The (more than) necessary reform of the regulation of collective redundancy
All self-respecting lawyers must learn to interpret the legislators’ intention when passing a law. However, there is a thin line between the need for interpretation and the right to a clear regulation that provides legal certainty.
One of the most obvious cases is the regulation of collective redundancy which, due to the lack of legal definition, has had to be resolved by legal doctrine, not only with interpretative criteria, but also in order to fill authentic legal loopholes; for example and amongst others, the reference period for the calculation of thresholds, the unit considered for calculation purposes (group/company/work center), the types of termination, date considered, etc.
With respect to the period of reference to be used to determine whether or not the collective redundancy thresholds are exceeded, in its ruling dated April 23, 2012, the Supreme Court (SC) clarified for the first time that the “successive periods of 90 days” referred to in article 51 of the Workers’ Statute (WS), rather than being interpreted as the need to examine terminations over a total period of 180 days (either prior to the dismissal examined, the previous and subsequent 90 days, or all subsequent days – theories that have all been claimed by attorneys and Courts -), means that, with the exception of cases of fraud, for the purposes of determining whether or not collective redundancy has occurred, only the terminations produced during the period of 90 days before the dismissal examined should be considered.
In relation to the consideration of the unit at which the number of terminations has taken place, the Court of Justice of the European Union (ECJ) judgment of May 13, 2015 concluded that article 51 WS breached Directive 98/59/EC, of July 20, 1998, on the approximation of the laws of the Member States relating to collective redundancies, given that it states that the numerical threshold for collective redundancy must take into account the entire company and not the work center. This doctrine has already been applied by our Courts and led to the annulment, for example, of a collective redundancy that, although not exceeding the thresholds set forth in article 51 WS, did exceed those established by the Directive (amongst many others, the judgment by the High Court of Justice of the Basque Country of May 21, 2015).
As far as the type of termination that should be considered to determine whether or not collective redundancy thresholds have been exceeded, (i) in its judgment dated November 11 2015, the ECJ concluded that the termination of a contract at the request of a worker following a substantial modification of his/her working conditions must be included for the purposes of calculating whether or not the threshold for collective redundancy has been exceeded, such doctrine having been applied by the High Court of Justice of the Basque Country in a judgment dated January 26, 2016 (in spite of the abundant Spanish case law concluding that such terminations should not be included, as they were not at the initiative of the company); and (ii) although article 51 WS itself excludes terminations under article 49.1.c) WS, the SC Ruling dated July 9, 2013 stated that the employer must certify the legality of such terminations at trial, otherwise they will be included in the calculation to determine whether or not collective redundancy has taken place.

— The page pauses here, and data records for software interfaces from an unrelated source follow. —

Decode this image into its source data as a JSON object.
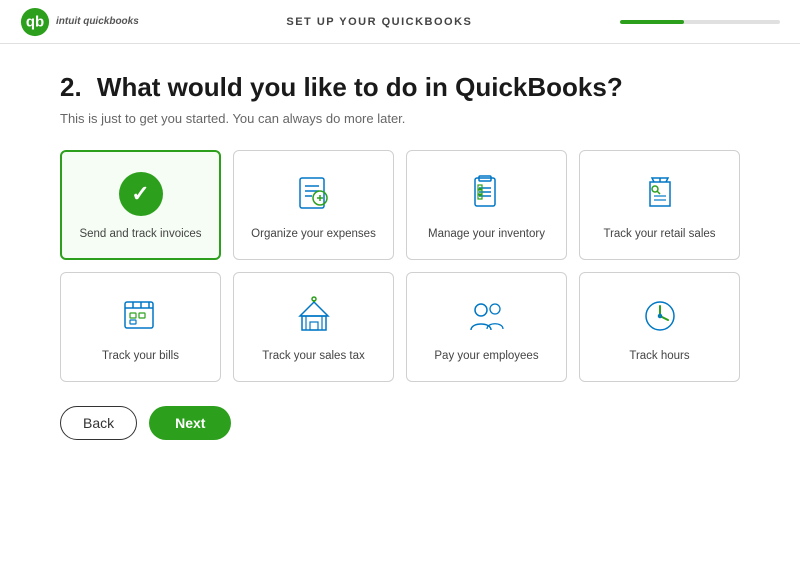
{
  "header": {
    "title": "SET UP YOUR QUICKBOOKS",
    "progress_pct": 40
  },
  "page": {
    "step": "2.",
    "heading": "What would you like to do in QuickBooks?",
    "subheading": "This is just to get you started. You can always do more later."
  },
  "options": [
    {
      "id": "invoices",
      "label": "Send and track invoices",
      "selected": true,
      "icon": "invoice"
    },
    {
      "id": "expenses",
      "label": "Organize your expenses",
      "selected": false,
      "icon": "expenses"
    },
    {
      "id": "inventory",
      "label": "Manage your inventory",
      "selected": false,
      "icon": "inventory"
    },
    {
      "id": "retail",
      "label": "Track your retail sales",
      "selected": false,
      "icon": "retail"
    },
    {
      "id": "bills",
      "label": "Track your bills",
      "selected": false,
      "icon": "bills"
    },
    {
      "id": "salestax",
      "label": "Track your sales tax",
      "selected": false,
      "icon": "salestax"
    },
    {
      "id": "employees",
      "label": "Pay your employees",
      "selected": false,
      "icon": "employees"
    },
    {
      "id": "hours",
      "label": "Track hours",
      "selected": false,
      "icon": "hours"
    }
  ],
  "buttons": {
    "back": "Back",
    "next": "Next"
  }
}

In addition, clarification is still pending as to when the staff of a company (or work center) should be calculated in order to determine whether or not there has been collective redundancy. According to Royal Decree 1483/2012, of October 29, 2012 passing the implementing regulations governing collective redundancy, contract suspension and reduced working hour procedures, the date to be considered should be when the (collective redundancy) proceedings are initiated. However, if what is being determined is whether or not there has been a concealed collective redundancy, what is the number of staff that should be calculated? Should it be the number that existed 90 days prior to the termination or the number of workers with a contract in force at the date the dismissal examined took place?
While waiting for the legislative reforms capable of clarifying all these issues, it will be necessary to consult professionals in order to obtain legal certainty, before undertaking a project as important as collective redundancy.
Departamento Laboral de Garrigues